**** LISTED RECORDS ****

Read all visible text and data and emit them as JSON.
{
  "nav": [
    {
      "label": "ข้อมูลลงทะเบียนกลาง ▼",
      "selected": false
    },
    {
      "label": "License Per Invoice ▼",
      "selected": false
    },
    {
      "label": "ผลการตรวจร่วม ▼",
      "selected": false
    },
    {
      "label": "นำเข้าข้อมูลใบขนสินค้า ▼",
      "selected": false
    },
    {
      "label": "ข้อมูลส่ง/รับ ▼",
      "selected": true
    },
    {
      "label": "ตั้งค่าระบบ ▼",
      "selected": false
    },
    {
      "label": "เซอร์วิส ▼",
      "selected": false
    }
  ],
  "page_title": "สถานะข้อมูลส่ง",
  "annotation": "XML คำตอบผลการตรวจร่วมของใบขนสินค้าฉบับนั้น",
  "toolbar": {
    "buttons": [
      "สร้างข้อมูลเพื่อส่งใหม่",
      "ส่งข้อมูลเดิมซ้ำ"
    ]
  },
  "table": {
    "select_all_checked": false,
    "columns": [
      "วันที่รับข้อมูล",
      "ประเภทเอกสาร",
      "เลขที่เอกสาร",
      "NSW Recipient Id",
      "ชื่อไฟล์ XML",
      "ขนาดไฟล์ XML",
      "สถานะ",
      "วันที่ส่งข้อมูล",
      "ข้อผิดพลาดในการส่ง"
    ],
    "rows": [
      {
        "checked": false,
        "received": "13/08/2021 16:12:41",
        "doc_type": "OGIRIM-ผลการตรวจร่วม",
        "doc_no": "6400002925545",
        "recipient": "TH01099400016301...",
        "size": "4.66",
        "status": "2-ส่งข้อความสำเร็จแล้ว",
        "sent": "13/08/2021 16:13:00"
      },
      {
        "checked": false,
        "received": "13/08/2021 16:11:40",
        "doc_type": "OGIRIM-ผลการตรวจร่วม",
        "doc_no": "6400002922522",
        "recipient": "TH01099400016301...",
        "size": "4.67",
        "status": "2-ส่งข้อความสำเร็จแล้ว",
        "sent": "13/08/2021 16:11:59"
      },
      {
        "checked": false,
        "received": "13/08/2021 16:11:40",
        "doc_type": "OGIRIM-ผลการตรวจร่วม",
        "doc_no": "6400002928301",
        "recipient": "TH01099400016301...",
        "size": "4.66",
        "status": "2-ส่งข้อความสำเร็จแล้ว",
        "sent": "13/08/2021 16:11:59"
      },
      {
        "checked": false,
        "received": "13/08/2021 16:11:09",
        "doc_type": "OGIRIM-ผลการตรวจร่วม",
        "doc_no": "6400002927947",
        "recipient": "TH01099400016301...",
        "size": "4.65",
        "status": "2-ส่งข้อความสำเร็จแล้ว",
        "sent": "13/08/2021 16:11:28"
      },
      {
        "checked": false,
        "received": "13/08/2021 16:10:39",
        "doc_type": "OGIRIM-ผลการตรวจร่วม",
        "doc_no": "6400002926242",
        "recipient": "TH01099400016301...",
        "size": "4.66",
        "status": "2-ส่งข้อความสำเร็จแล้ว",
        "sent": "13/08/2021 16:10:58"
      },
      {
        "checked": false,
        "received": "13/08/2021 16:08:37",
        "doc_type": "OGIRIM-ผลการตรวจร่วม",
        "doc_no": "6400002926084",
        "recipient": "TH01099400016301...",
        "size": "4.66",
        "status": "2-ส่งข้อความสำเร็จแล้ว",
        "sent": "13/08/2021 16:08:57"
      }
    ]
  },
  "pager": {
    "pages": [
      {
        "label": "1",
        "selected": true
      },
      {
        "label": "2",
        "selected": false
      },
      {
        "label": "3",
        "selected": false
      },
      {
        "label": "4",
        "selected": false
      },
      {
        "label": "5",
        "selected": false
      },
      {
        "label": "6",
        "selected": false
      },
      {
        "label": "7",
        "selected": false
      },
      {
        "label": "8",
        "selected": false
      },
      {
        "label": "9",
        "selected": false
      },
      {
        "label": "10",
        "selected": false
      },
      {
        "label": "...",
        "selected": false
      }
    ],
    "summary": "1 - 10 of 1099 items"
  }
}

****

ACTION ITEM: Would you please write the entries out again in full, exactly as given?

EXERCISE SOLUTION:
Read all visible text and data and emit them as JSON.
{
  "nav": [
    {
      "label": "ข้อมูลลงทะเบียนกลาง ▼",
      "selected": false
    },
    {
      "label": "License Per Invoice ▼",
      "selected": false
    },
    {
      "label": "ผลการตรวจร่วม ▼",
      "selected": false
    },
    {
      "label": "นำเข้าข้อมูลใบขนสินค้า ▼",
      "selected": false
    },
    {
      "label": "ข้อมูลส่ง/รับ ▼",
      "selected": true
    },
    {
      "label": "ตั้งค่าระบบ ▼",
      "selected": false
    },
    {
      "label": "เซอร์วิส ▼",
      "selected": false
    }
  ],
  "page_title": "สถานะข้อมูลส่ง",
  "annotation": "XML คำตอบผลการตรวจร่วมของใบขนสินค้าฉบับนั้น",
  "toolbar": {
    "buttons": [
      "สร้างข้อมูลเพื่อส่งใหม่",
      "ส่งข้อมูลเดิมซ้ำ"
    ]
  },
  "table": {
    "select_all_checked": false,
    "columns": [
      "วันที่รับข้อมูล",
      "ประเภทเอกสาร",
      "เลขที่เอกสาร",
      "NSW Recipient Id",
      "ชื่อไฟล์ XML",
      "ขนาดไฟล์ XML",
      "สถานะ",
      "วันที่ส่งข้อมูล",
      "ข้อผิดพลาดในการส่ง"
    ],
    "rows": [
      {
        "checked": false,
        "received": "13/08/2021 16:12:41",
        "doc_type": "OGIRIM-ผลการตรวจร่วม",
        "doc_no": "6400002925545",
        "recipient": "TH01099400016301...",
        "size": "4.66",
        "status": "2-ส่งข้อความสำเร็จแล้ว",
        "sent": "13/08/2021 16:13:00"
      },
      {
        "checked": false,
        "received": "13/08/2021 16:11:40",
        "doc_type": "OGIRIM-ผลการตรวจร่วม",
        "doc_no": "6400002922522",
        "recipient": "TH01099400016301...",
        "size": "4.67",
        "status": "2-ส่งข้อความสำเร็จแล้ว",
        "sent": "13/08/2021 16:11:59"
      },
      {
        "checked": false,
        "received": "13/08/2021 16:11:40",
        "doc_type": "OGIRIM-ผลการตรวจร่วม",
        "doc_no": "6400002928301",
        "recipient": "TH01099400016301...",
        "size": "4.66",
        "status": "2-ส่งข้อความสำเร็จแล้ว",
        "sent": "13/08/2021 16:11:59"
      },
      {
        "checked": false,
        "received": "13/08/2021 16:11:09",
        "doc_type": "OGIRIM-ผลการตรวจร่วม",
        "doc_no": "6400002927947",
        "recipient": "TH01099400016301...",
        "size": "4.65",
        "status": "2-ส่งข้อความสำเร็จแล้ว",
        "sent": "13/08/2021 16:11:28"
      },
      {
        "checked": false,
        "received": "13/08/2021 16:10:39",
        "doc_type": "OGIRIM-ผลการตรวจร่วม",
        "doc_no": "6400002926242",
        "recipient": "TH01099400016301...",
        "size": "4.66",
        "status": "2-ส่งข้อความสำเร็จแล้ว",
        "sent": "13/08/2021 16:10:58"
      },
      {
        "checked": false,
        "received": "13/08/2021 16:08:37",
        "doc_type": "OGIRIM-ผลการตรวจร่วม",
        "doc_no": "6400002926084",
        "recipient": "TH01099400016301...",
        "size": "4.66",
        "status": "2-ส่งข้อความสำเร็จแล้ว",
        "sent": "13/08/2021 16:08:57"
      }
    ]
  },
  "pager": {
    "pages": [
      {
        "label": "1",
        "selected": true
      },
      {
        "label": "2",
        "selected": false
      },
      {
        "label": "3",
        "selected": false
      },
      {
        "label": "4",
        "selected": false
      },
      {
        "label": "5",
        "selected": false
      },
      {
        "label": "6",
        "selected": false
      },
      {
        "label": "7",
        "selected": false
      },
      {
        "label": "8",
        "selected": false
      },
      {
        "label": "9",
        "selected": false
      },
      {
        "label": "10",
        "selected": false
      },
      {
        "label": "...",
        "selected": false
      }
    ],
    "summary": "1 - 10 of 1099 items"
  }
}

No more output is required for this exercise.